Exercise: The full listing, copied exactly and free of pictures, is the expected reply.

Entries supplied:
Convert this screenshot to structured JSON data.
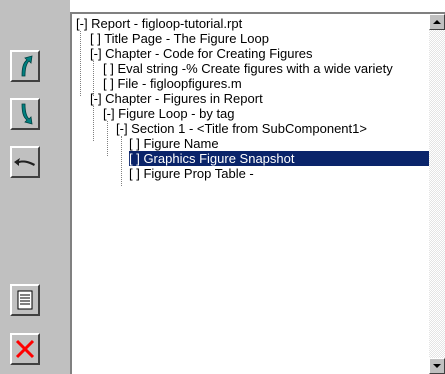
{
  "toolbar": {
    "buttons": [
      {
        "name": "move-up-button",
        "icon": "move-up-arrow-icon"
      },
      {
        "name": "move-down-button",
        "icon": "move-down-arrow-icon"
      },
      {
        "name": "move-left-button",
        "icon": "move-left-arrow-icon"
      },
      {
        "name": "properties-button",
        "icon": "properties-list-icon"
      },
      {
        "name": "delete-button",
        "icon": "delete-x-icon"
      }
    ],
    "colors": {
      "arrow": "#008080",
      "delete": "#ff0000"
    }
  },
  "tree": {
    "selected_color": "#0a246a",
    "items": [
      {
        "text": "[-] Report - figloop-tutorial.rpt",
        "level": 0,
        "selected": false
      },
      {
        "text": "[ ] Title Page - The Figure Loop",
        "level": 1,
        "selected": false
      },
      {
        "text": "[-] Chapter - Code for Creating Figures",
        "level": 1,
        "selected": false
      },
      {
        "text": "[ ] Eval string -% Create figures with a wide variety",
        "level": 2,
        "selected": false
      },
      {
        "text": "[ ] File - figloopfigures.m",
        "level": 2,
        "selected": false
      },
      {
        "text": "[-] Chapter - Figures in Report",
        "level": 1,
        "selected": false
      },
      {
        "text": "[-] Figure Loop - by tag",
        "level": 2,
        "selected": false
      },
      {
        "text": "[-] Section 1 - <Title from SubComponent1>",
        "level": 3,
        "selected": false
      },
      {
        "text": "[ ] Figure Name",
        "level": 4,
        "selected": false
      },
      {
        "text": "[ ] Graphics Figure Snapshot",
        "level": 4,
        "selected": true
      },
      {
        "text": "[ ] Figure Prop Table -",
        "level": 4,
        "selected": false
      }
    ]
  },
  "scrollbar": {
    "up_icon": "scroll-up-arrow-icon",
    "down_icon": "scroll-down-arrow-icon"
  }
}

Task output:
Convert this screenshot to structured JSON data.
{
  "toolbar": {
    "buttons": [
      {
        "name": "move-up-button",
        "icon": "move-up-arrow-icon"
      },
      {
        "name": "move-down-button",
        "icon": "move-down-arrow-icon"
      },
      {
        "name": "move-left-button",
        "icon": "move-left-arrow-icon"
      },
      {
        "name": "properties-button",
        "icon": "properties-list-icon"
      },
      {
        "name": "delete-button",
        "icon": "delete-x-icon"
      }
    ],
    "colors": {
      "arrow": "#008080",
      "delete": "#ff0000"
    }
  },
  "tree": {
    "selected_color": "#0a246a",
    "items": [
      {
        "text": "[-] Report - figloop-tutorial.rpt",
        "level": 0,
        "selected": false
      },
      {
        "text": "[ ] Title Page - The Figure Loop",
        "level": 1,
        "selected": false
      },
      {
        "text": "[-] Chapter - Code for Creating Figures",
        "level": 1,
        "selected": false
      },
      {
        "text": "[ ] Eval string -% Create figures with a wide variety",
        "level": 2,
        "selected": false
      },
      {
        "text": "[ ] File - figloopfigures.m",
        "level": 2,
        "selected": false
      },
      {
        "text": "[-] Chapter - Figures in Report",
        "level": 1,
        "selected": false
      },
      {
        "text": "[-] Figure Loop - by tag",
        "level": 2,
        "selected": false
      },
      {
        "text": "[-] Section 1 - <Title from SubComponent1>",
        "level": 3,
        "selected": false
      },
      {
        "text": "[ ] Figure Name",
        "level": 4,
        "selected": false
      },
      {
        "text": "[ ] Graphics Figure Snapshot",
        "level": 4,
        "selected": true
      },
      {
        "text": "[ ] Figure Prop Table -",
        "level": 4,
        "selected": false
      }
    ]
  },
  "scrollbar": {
    "up_icon": "scroll-up-arrow-icon",
    "down_icon": "scroll-down-arrow-icon"
  }
}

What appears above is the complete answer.